Sadly, this looks suspiciously like another chapter in an old, old Australian Olympic tradition, which decrees you can always be sure that one sport or another will find a way of shooting itself in the foot for reasons more to do with politics and personalities than talent and potential. Cycling has been guilty of it before, as recently as Seoul in 1988, when a messy selection dispute between Dean Woods and Tony Davis made sure that neither of them would win a medal they were probably both capable of delivering.
It is no wonder that alarm bells have been ringing in high places this week, with Australian Olympic Committee president John Coates and Australian Institute of Sport director John Boultbee taking an interest.
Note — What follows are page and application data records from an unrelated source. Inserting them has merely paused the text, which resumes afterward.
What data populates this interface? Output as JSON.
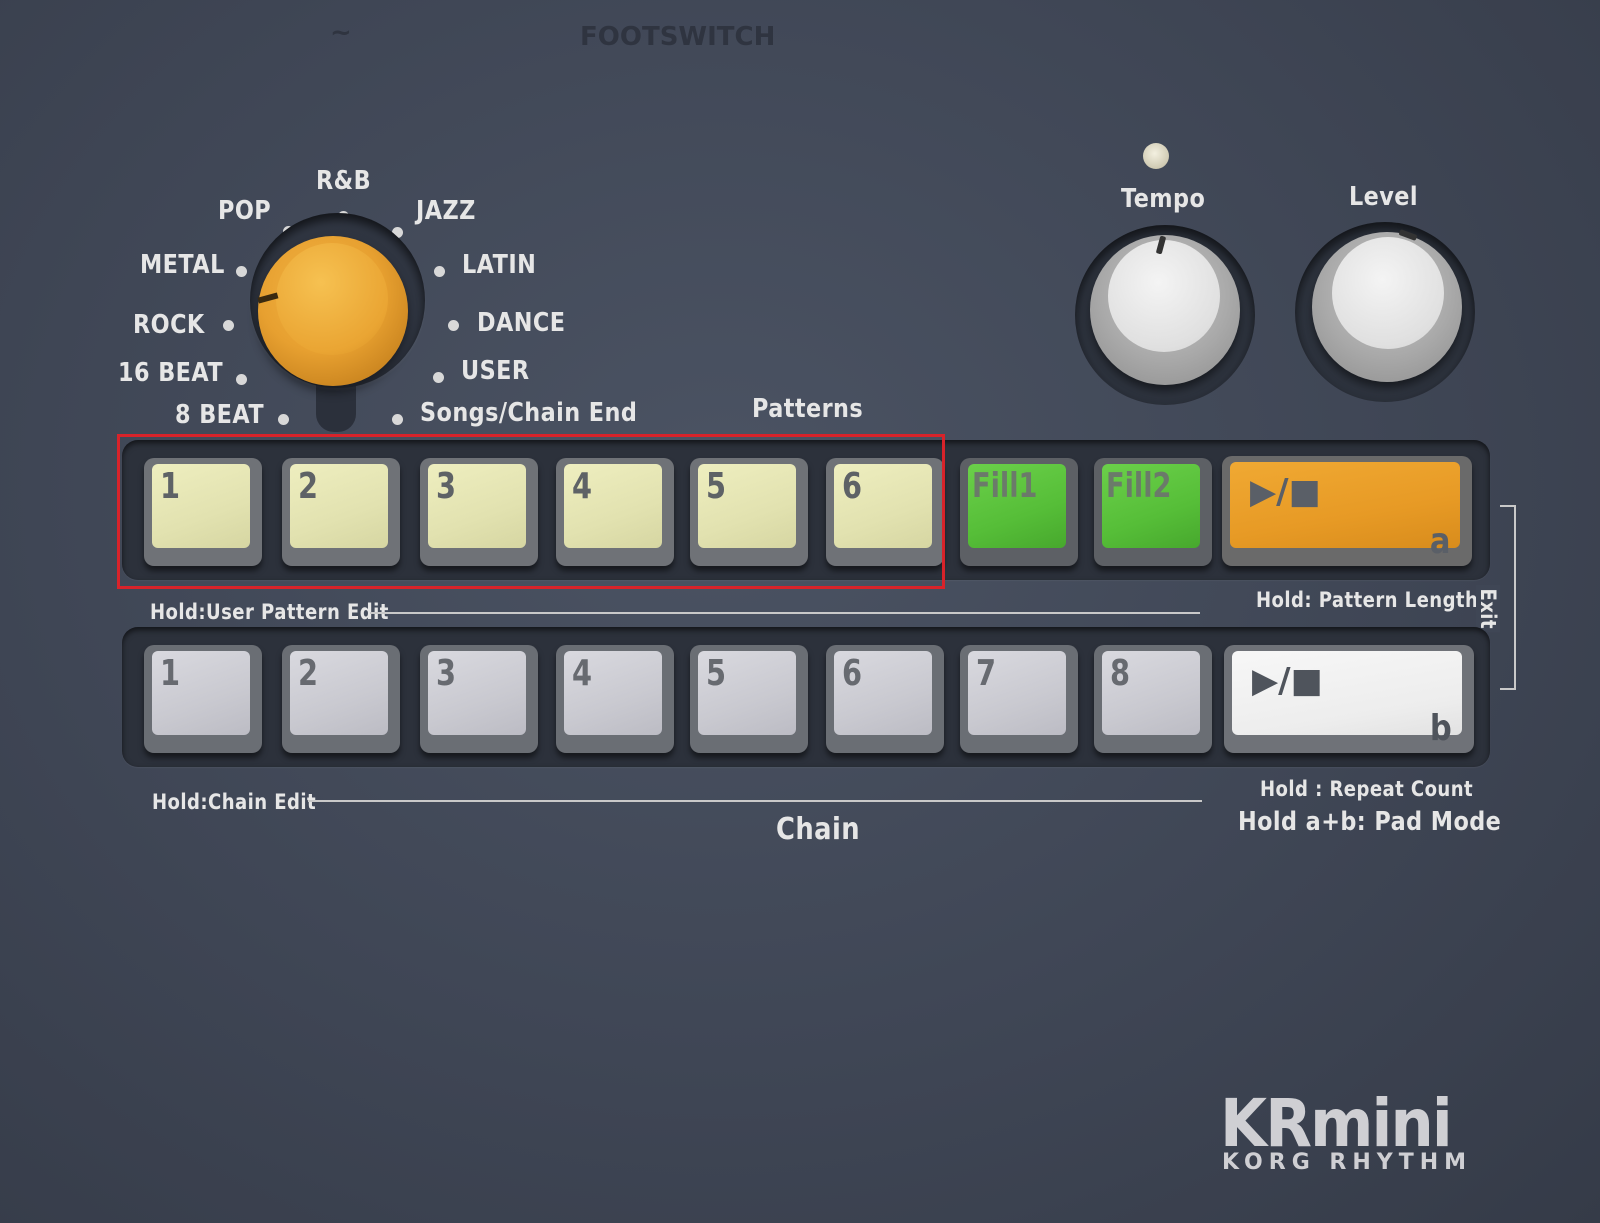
{
  "top_faint": [
    "FOOTSWITCH"
  ],
  "genres": {
    "rnb": "R&B",
    "pop": "POP",
    "jazz": "JAZZ",
    "metal": "METAL",
    "latin": "LATIN",
    "rock": "ROCK",
    "dance": "DANCE",
    "beat16": "16 BEAT",
    "user": "USER",
    "beat8": "8 BEAT",
    "songs": "Songs/Chain End"
  },
  "knobs": {
    "tempo": "Tempo",
    "level": "Level"
  },
  "patterns_label": "Patterns",
  "pattern_pads": [
    "1",
    "2",
    "3",
    "4",
    "5",
    "6"
  ],
  "fill_pads": [
    "Fill1",
    "Fill2"
  ],
  "start_stop_icon": "▶/■",
  "start_a_letter": "a",
  "start_b_letter": "b",
  "hold_user_pattern_edit": "Hold:User Pattern Edit",
  "hold_pattern_length": "Hold: Pattern Length",
  "exit_label": "Exit",
  "chain_pads": [
    "1",
    "2",
    "3",
    "4",
    "5",
    "6",
    "7",
    "8"
  ],
  "hold_chain_edit": "Hold:Chain Edit",
  "hold_repeat_count": "Hold : Repeat Count",
  "hold_pad_mode": "Hold a+b: Pad Mode",
  "chain_label": "Chain",
  "logo": {
    "main": "KRmini",
    "sub": "KORG RHYTHM"
  },
  "colors": {
    "panel": "#3f4655",
    "pattern_pad": "#e2e2b0",
    "fill_pad": "#56be38",
    "start_a": "#e79a25",
    "start_b": "#ededed",
    "chain_pad": "#c9c9d0",
    "selector_knob": "#e7a030",
    "highlight": "#d8232a"
  },
  "icons": {
    "start_stop": "play-stop-icon"
  }
}
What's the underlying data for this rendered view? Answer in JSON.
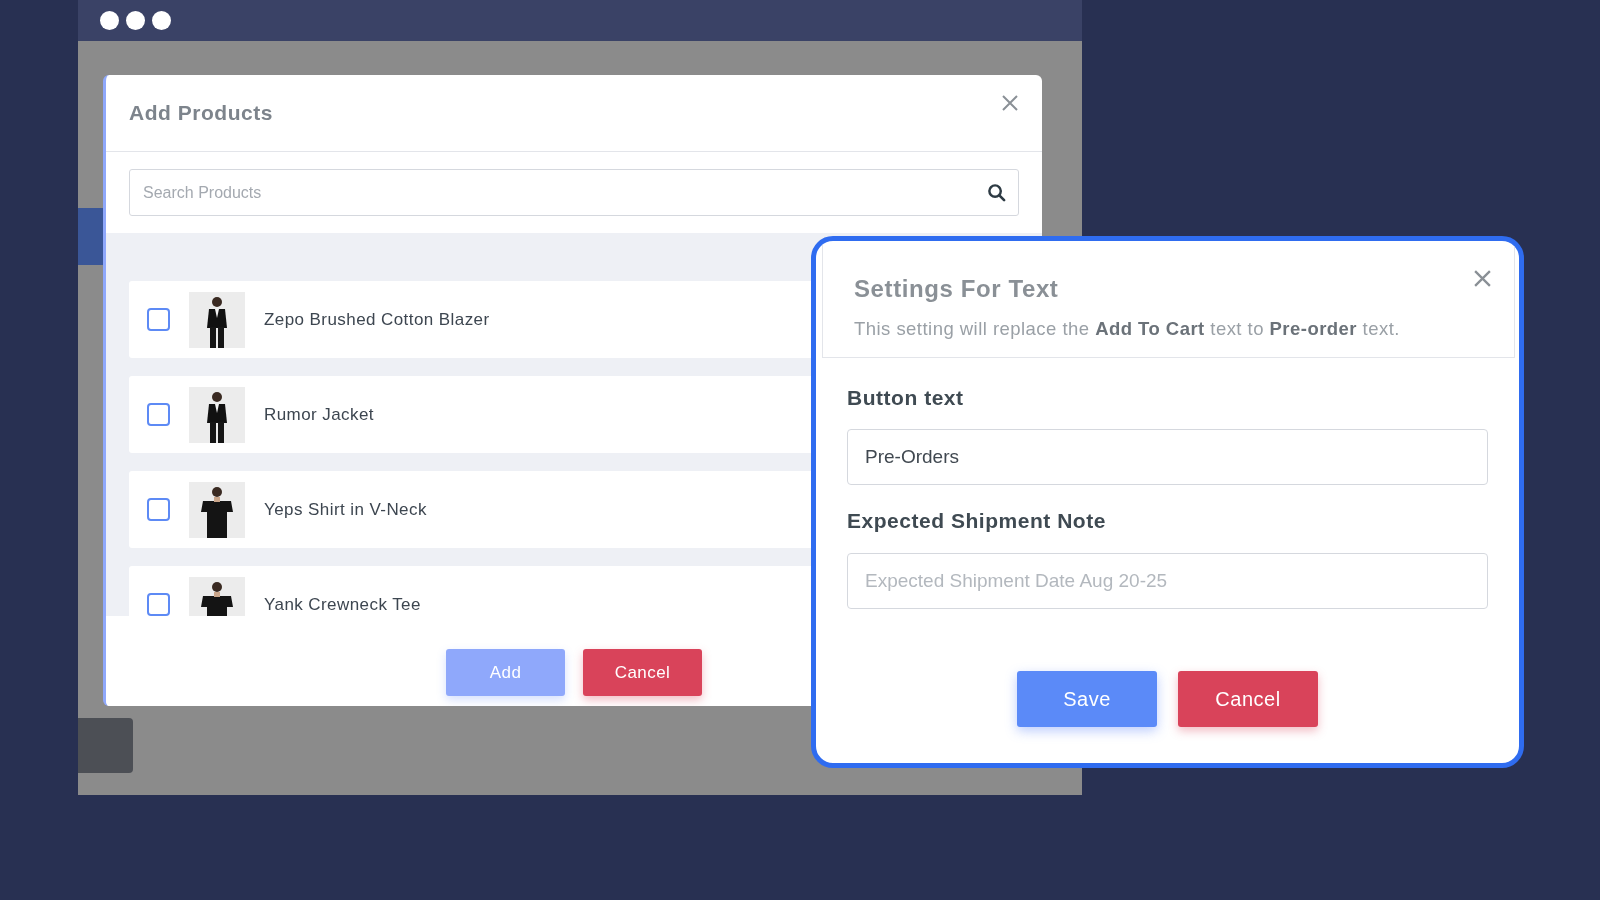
{
  "add_products": {
    "title": "Add Products",
    "search": {
      "placeholder": "Search Products"
    },
    "products": [
      {
        "name": "Zepo Brushed Cotton Blazer",
        "checked": false,
        "kind": "blazer"
      },
      {
        "name": "Rumor Jacket",
        "checked": false,
        "kind": "blazer"
      },
      {
        "name": "Yeps Shirt in V-Neck",
        "checked": false,
        "kind": "tee"
      },
      {
        "name": "Yank Crewneck Tee",
        "checked": false,
        "kind": "tee"
      }
    ],
    "buttons": [
      {
        "label": "Add",
        "kind": "primary",
        "disabled": true
      },
      {
        "label": "Cancel",
        "kind": "danger",
        "disabled": false
      }
    ]
  },
  "settings": {
    "title": "Settings For Text",
    "description": "This setting will replace the **Add To Cart** text to **Pre-order** text.",
    "fields": [
      {
        "label": "Button text",
        "value": "Pre-Orders"
      },
      {
        "label": "Expected Shipment Note",
        "placeholder": "Expected Shipment Date Aug 20-25"
      }
    ],
    "buttons": [
      {
        "label": "Save",
        "kind": "primary",
        "disabled": false
      },
      {
        "label": "Cancel",
        "kind": "danger",
        "disabled": false
      }
    ]
  }
}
Watt said yesterday they were both on her side, and that would come as no surprise given her status as one of the nation's most decorated athletes and main medal hopes.
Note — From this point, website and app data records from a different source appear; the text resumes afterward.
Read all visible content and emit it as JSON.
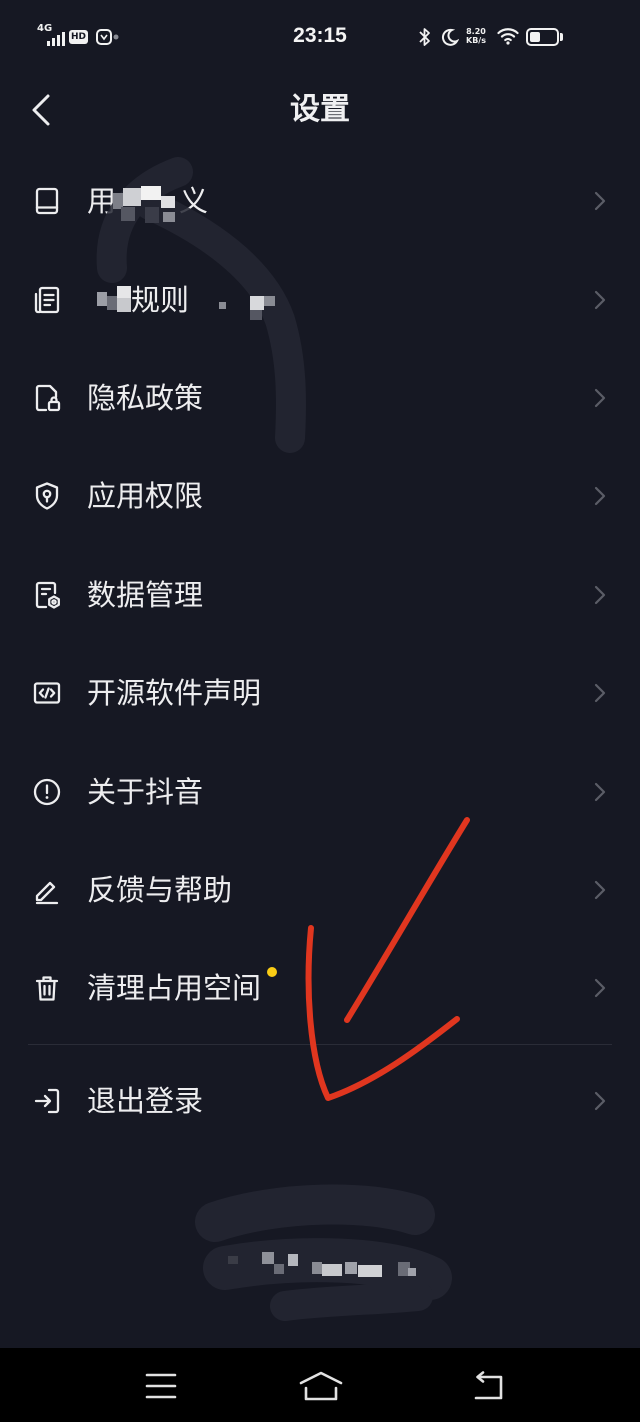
{
  "status_bar": {
    "network_type": "4G",
    "hd_label": "HD",
    "time": "23:15",
    "net_speed_value": "8.20",
    "net_speed_unit": "KB/s",
    "battery_level": 0.4,
    "icons": [
      "signal-icon",
      "app-notification-icon",
      "bluetooth-icon",
      "moon-icon",
      "wifi-icon",
      "battery-icon"
    ]
  },
  "header": {
    "title": "设置",
    "back_icon": "chevron-left-icon"
  },
  "items": [
    {
      "icon": "book-icon",
      "label": "用",
      "label_after": "义"
    },
    {
      "icon": "document-list-icon",
      "label": "规则"
    },
    {
      "icon": "privacy-lock-icon",
      "label": "隐私政策"
    },
    {
      "icon": "shield-icon",
      "label": "应用权限"
    },
    {
      "icon": "data-settings-icon",
      "label": "数据管理"
    },
    {
      "icon": "code-icon",
      "label": "开源软件声明"
    },
    {
      "icon": "info-icon",
      "label": "关于抖音"
    },
    {
      "icon": "pencil-icon",
      "label": "反馈与帮助"
    },
    {
      "icon": "trash-icon",
      "label": "清理占用空间",
      "badge_dot": true
    }
  ],
  "logout": {
    "icon": "logout-icon",
    "label": "退出登录"
  },
  "nav_bar": {
    "icons": [
      "menu-icon",
      "home-icon",
      "back-icon"
    ]
  },
  "colors": {
    "background": "#161823",
    "text": "#ededef",
    "chevron": "#5b5d67",
    "badge_dot": "#facc15",
    "annotation": "#e0361f",
    "nav_bar": "#000000"
  }
}
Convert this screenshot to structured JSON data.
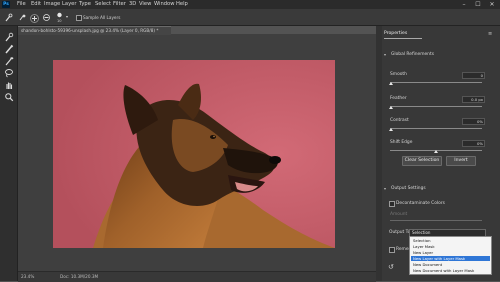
{
  "app": {
    "logo": "Ps"
  },
  "menubar": {
    "items": [
      "File",
      "Edit",
      "Image",
      "Layer",
      "Type",
      "Select",
      "Filter",
      "3D",
      "View",
      "Window",
      "Help"
    ],
    "window_controls": [
      "–",
      "☐",
      "✕"
    ]
  },
  "options_bar": {
    "brush_size": "10",
    "sample_all_layers_label": "Sample All Layers"
  },
  "document": {
    "tab_title": "shandon-bohlsto-59396-unsplash.jpg @ 23.4% (Layer 0, RGB/8) *",
    "status_zoom": "23.4%",
    "status_doc": "Doc: 10.3M/20.3M"
  },
  "properties_panel": {
    "tab_label": "Properties",
    "global_refinements_label": "Global Refinements",
    "smooth_label": "Smooth",
    "smooth_value": "0",
    "feather_label": "Feather",
    "feather_value": "0.0 px",
    "contrast_label": "Contrast",
    "contrast_value": "0%",
    "shift_edge_label": "Shift Edge",
    "shift_edge_value": "0%",
    "clear_selection_label": "Clear Selection",
    "invert_label": "Invert",
    "output_settings_label": "Output Settings",
    "decontaminate_label": "Decontaminate Colors",
    "amount_label": "Amount",
    "output_to_label": "Output To",
    "output_to_value": "Selection",
    "remember_label": "Remember"
  },
  "output_dropdown": {
    "options": [
      "Selection",
      "Layer Mask",
      "New Layer",
      "New Layer with Layer Mask",
      "New Document",
      "New Document with Layer Mask"
    ],
    "highlighted_index": 3
  },
  "colors": {
    "photo_background": "#c75a68",
    "highlight": "#2f76d6"
  }
}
She is reluctant to discuss her relationship with the highly successful national coach Charlie Walsh, but it is no secret the pair have been feuding since well before the Barcelona Games. There, she was not allowed to ride her track bike for four months before the Games. Then a dispute over who should and should not be on hand to advise her resulted in her being in tears half an hour before the qualifying events, making her eventual silver medal a remarkable feat of mental as well as physical strength.
Walsh was in Germany this week, but the manager of the cycling team for Atlanta, former Olympic gold medallist Michael Turtur, said that the official view was that Watt was trying to do too much this time. He claims that no other cyclist in the world will attempt to cross between the two disciplines at Olympic level and points to Watt's performances at the world championships in Colombia last October, where she finished eighth in the pursuit, 10th in the road race and third in the time trial. However, Watt was injured for seven moths during the lead-up to those titles.
She has no doubt she can handle the massive workload she has set herself, saying: "The preparation goes hand in hand. I just laugh when people say you can't do three events. The program for the first two is the same as it was in Barcelona."
She is careful not to nominate which event she believes is her best hope of another gold medal, or to predict anything. This is the Olympics, after all, where everyone wants to win and many burst through from nowhere - and she ought to know about that.
What is indisputable is that the row is unhelpful to her or to the extremely high hopes of Australian cycling in general - one top rider said this week that it was distracting everybody - and ought to be settled immediately.
Nobody will know for sure exactly what the rights and wrongs are until the Olympics are run and won and lost. That may prove that Watt is indeed, taking on too much - but it is difficult to accept that she hasn't earned the right to try.